A number of Persian Gulf Arab countries have hatched plots to disintegrate the Eastern part of Libya from the African state, Libyan sources said on Sunday.
“The Persian Gulf littoral Arab regimes which are infamous for their enmity toward Arab (popular) revolutions have decided to support the militant and separatist groups’ movements in Eastern Libya, specially the oil-rich territories of Barqa,” informed Libyan sources told FNA on the condition of anonymity.
“The goal of the Arab regimes which include Saudi Arabia, the United Arab Emirates, Jordan and Algeria is to strengthen the June 30 coup in Egypt and further reinvigorate the bases of former Egyptian Defense Minister Abdel Fattah al-Sisi’s government,” they added.
Elaborating on goal pursued by the Arab countries’ efforts and support for the disintegration of Libya, the sources said that they want to take the control of Barqa from Tripoli and put it under the control of Cairo so that the newly-established government in Egypt can use the rich oil resources in Barqa.
The leaders of a movement for self-rule in oil-rich Eastern Libyan unilaterally announced Thursday the formation of a shadow government, the latest challenge to the weakened central authority.
The announcement came several months after the movement, backed by some militias and local tribes, declared the Eastern half of Libya to be an autonomous state, named Barqa, claiming broad self-rule powers and control over resources.
The central government in Tripoli had rejected the declaration.

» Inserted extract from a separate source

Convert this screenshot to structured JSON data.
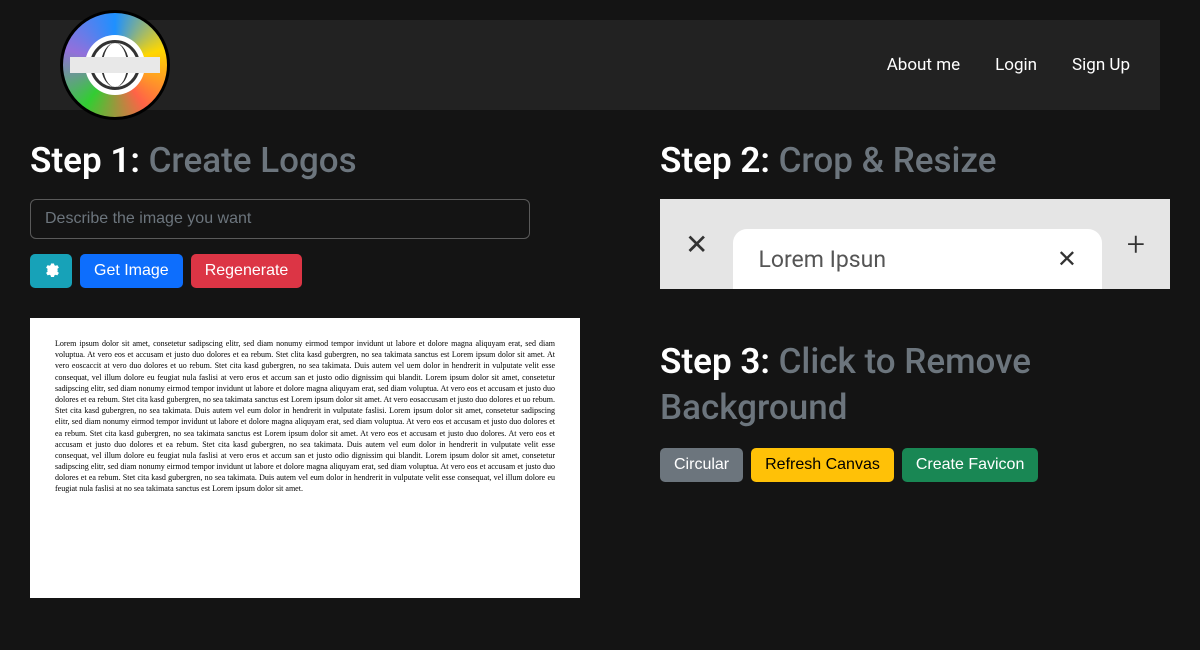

It had no immediate comments on Thursday.
Advocates of the self-rule in the East have been pushing for reviving the system maintained under King Idris in 1951. Libya then was divided into three states, with Cyrenaica – or Barqa as it was called in Arabic – encompassing the Eastern half of the country.
Opponents fear a declaration of autonomy could be the first step toward the outright division of the country, particularly with the turmoil that struck in the aftermath of the fall of longtime dictator Moammar Gadhafi.
The tension between the central government and eastern militias and tribal leaders has already disrupted the exports of oil. Eastern militias earlier seized control of oil exporting terminals, sending production plunging from 1.4 million barrels a day to around 600,000, robbing the country of its main revenue source.